IAN Simpkin has retired from Mt Clear College, and his last day at the school yesterday coincided with its Anzac Day ceremony.
He finished officially at the school and with the education department on Tuesday, after having spent the first term of this year on long service leave.
“It was nice to come in and see the Anzac Day service happen without me, and not having to do a thing.”
Mr Simpkin, a maths and physics teacher, was known for his work on the school’s relationship with a Gallipoli school.
Mr Simpkin first travelled to Gallipoli in 1998 and the next year decided to share the story of his trip with the students for Anzac Day.
“You could hear a pin drop,” he said.
From there, the ceremony grew.
“It’s absolutely amazing to see 1200 people stand there in absolute silence, paying their respects after the Last Post is played.”
Students travelled to Gallipoli, and Mr Simpkin helped form a sister-school relationship between Mt Clear College and Gallipoli High School in 2001.
In 2007 he was awarded an Anzac Peace Prize for his work establishing the sister school.
“I marvel and admire those that have gone before and done things that I could only imagine doing,” he said.
There have also been two trips by Turkish students to Mt Clear.
On the first trip, they planted a pine tree at the front of the school, a descendant of the Lone Pine that stands at Gallipoli.
Mr Simpkin first started at Mt Clear College in 1988, but spent a total of 42 years with the educationdepartment.
“I’ve always enjoyed teaching at the school,” he said.
“I’ll miss that relationship that I was able to have with students and teaching them.”

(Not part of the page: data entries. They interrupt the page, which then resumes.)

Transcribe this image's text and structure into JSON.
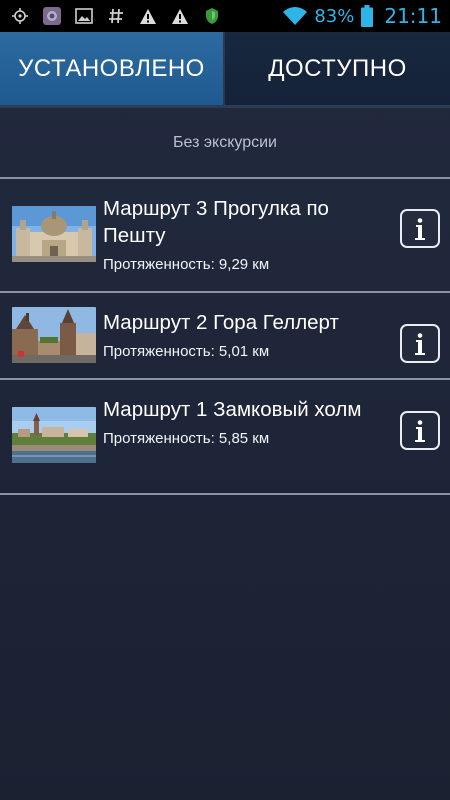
{
  "status_bar": {
    "battery_percent": "83%",
    "time": "21:11",
    "left_icons": [
      "gps-icon",
      "app-icon",
      "image-icon",
      "hash-icon",
      "warning-icon",
      "warning-icon",
      "shield-icon"
    ],
    "accent_color": "#2fb4e8"
  },
  "tabs": [
    {
      "label": "УСТАНОВЛЕНО",
      "selected": true
    },
    {
      "label": "ДОСТУПНО",
      "selected": false
    }
  ],
  "no_tour_label": "Без экскурсии",
  "routes": [
    {
      "title": "Маршрут 3 Прогулка по Пешту",
      "length": "Протяженность: 9,29 км",
      "thumbnail": "basilica-photo"
    },
    {
      "title": "Маршрут 2 Гора Геллерт",
      "length": "Протяженность: 5,01 км",
      "thumbnail": "gellert-photo"
    },
    {
      "title": "Маршрут 1 Замковый холм",
      "length": "Протяженность: 5,85 км",
      "thumbnail": "castle-hill-photo"
    }
  ],
  "info_icon_label": "i"
}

Mr Simpkin said all he ever wanted to be was a good teacher.
“That was my primary purpose: to be a good teacher.”